--- START ---

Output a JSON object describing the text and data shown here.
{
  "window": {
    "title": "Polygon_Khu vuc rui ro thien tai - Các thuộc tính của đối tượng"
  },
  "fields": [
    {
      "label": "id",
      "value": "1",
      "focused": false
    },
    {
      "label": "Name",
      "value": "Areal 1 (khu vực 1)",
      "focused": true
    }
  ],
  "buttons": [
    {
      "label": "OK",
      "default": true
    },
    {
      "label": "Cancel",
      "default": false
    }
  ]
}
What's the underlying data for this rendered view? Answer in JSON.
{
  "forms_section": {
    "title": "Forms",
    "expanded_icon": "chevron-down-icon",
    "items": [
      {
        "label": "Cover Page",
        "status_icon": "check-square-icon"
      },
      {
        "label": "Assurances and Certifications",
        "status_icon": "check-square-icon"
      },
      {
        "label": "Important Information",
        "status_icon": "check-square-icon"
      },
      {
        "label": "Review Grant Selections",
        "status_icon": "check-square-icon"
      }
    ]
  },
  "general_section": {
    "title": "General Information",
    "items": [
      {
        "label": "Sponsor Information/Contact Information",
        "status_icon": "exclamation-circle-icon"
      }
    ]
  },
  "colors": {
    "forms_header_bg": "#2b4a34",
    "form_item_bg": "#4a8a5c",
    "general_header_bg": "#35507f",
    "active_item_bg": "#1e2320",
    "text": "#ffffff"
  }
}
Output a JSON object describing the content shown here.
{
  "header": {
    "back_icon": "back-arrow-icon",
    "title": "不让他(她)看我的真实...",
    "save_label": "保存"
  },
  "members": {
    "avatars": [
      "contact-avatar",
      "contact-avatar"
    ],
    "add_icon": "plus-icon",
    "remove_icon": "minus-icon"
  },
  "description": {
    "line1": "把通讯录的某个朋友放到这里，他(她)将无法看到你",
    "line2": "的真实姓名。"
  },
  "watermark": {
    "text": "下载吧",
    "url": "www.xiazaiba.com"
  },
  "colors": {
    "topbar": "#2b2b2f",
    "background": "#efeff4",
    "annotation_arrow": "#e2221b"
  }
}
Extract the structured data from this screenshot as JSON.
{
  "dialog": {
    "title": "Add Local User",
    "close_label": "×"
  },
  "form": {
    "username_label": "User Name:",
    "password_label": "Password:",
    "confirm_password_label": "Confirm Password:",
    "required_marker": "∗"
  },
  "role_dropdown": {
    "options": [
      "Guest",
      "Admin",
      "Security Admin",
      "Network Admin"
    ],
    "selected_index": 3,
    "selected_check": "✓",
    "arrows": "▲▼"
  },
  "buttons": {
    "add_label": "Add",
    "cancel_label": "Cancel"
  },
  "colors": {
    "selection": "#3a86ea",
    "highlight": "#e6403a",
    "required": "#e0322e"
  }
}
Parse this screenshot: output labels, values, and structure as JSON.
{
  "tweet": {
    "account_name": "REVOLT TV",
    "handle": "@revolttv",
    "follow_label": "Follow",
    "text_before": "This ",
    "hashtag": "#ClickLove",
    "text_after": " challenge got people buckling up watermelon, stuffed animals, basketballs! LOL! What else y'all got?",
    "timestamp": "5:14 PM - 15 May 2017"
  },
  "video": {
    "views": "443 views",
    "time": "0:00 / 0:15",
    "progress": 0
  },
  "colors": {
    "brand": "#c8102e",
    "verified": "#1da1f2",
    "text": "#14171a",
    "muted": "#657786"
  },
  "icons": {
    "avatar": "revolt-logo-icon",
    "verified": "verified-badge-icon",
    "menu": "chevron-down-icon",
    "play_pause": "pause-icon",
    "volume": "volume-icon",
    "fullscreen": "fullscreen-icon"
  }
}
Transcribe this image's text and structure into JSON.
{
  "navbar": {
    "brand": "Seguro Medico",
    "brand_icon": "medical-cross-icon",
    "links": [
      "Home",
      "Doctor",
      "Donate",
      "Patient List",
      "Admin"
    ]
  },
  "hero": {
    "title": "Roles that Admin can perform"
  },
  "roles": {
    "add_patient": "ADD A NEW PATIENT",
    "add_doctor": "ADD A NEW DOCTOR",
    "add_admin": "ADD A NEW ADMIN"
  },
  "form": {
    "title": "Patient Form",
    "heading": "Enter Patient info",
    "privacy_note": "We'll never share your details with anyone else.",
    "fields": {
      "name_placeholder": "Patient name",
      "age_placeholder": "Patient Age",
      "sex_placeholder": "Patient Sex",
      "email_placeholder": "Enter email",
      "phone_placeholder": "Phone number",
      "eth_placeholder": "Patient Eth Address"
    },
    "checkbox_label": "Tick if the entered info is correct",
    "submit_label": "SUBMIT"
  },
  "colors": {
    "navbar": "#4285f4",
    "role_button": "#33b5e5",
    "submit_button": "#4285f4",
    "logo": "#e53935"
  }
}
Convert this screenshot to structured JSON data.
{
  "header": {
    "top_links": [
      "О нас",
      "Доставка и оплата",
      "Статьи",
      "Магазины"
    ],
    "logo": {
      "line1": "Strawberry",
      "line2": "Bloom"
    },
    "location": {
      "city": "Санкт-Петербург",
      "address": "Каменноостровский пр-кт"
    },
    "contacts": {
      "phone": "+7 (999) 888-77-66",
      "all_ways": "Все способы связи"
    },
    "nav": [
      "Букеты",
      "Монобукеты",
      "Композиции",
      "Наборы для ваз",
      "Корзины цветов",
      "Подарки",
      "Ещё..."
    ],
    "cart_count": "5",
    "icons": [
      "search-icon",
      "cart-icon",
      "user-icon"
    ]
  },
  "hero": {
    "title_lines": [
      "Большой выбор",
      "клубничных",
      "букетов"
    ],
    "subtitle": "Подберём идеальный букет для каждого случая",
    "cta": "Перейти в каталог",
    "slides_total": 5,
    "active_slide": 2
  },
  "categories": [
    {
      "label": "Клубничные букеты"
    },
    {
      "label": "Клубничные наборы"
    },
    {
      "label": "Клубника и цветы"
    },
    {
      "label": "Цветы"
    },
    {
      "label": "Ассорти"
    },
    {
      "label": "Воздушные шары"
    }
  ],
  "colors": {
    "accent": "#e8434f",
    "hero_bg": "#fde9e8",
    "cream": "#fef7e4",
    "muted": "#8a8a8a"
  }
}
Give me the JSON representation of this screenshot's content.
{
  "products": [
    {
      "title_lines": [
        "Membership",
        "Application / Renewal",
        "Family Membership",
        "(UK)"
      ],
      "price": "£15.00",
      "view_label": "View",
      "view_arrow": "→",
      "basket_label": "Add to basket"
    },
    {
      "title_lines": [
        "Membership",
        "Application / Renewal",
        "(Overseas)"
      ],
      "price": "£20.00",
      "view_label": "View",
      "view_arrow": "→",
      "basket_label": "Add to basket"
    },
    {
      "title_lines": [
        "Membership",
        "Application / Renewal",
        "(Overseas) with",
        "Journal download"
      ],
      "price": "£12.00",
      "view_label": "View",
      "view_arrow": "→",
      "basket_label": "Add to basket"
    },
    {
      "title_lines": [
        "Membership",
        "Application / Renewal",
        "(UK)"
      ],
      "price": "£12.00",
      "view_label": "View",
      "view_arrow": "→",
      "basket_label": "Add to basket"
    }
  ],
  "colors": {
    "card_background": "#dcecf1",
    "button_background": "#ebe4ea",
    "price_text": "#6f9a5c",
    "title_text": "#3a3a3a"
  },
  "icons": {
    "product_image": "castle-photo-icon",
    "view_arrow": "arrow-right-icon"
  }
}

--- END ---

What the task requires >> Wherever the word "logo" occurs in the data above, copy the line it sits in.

Exercise answer >>
    "avatar": "revolt-logo-icon",
    "logo": "#e53935"
    "logo": {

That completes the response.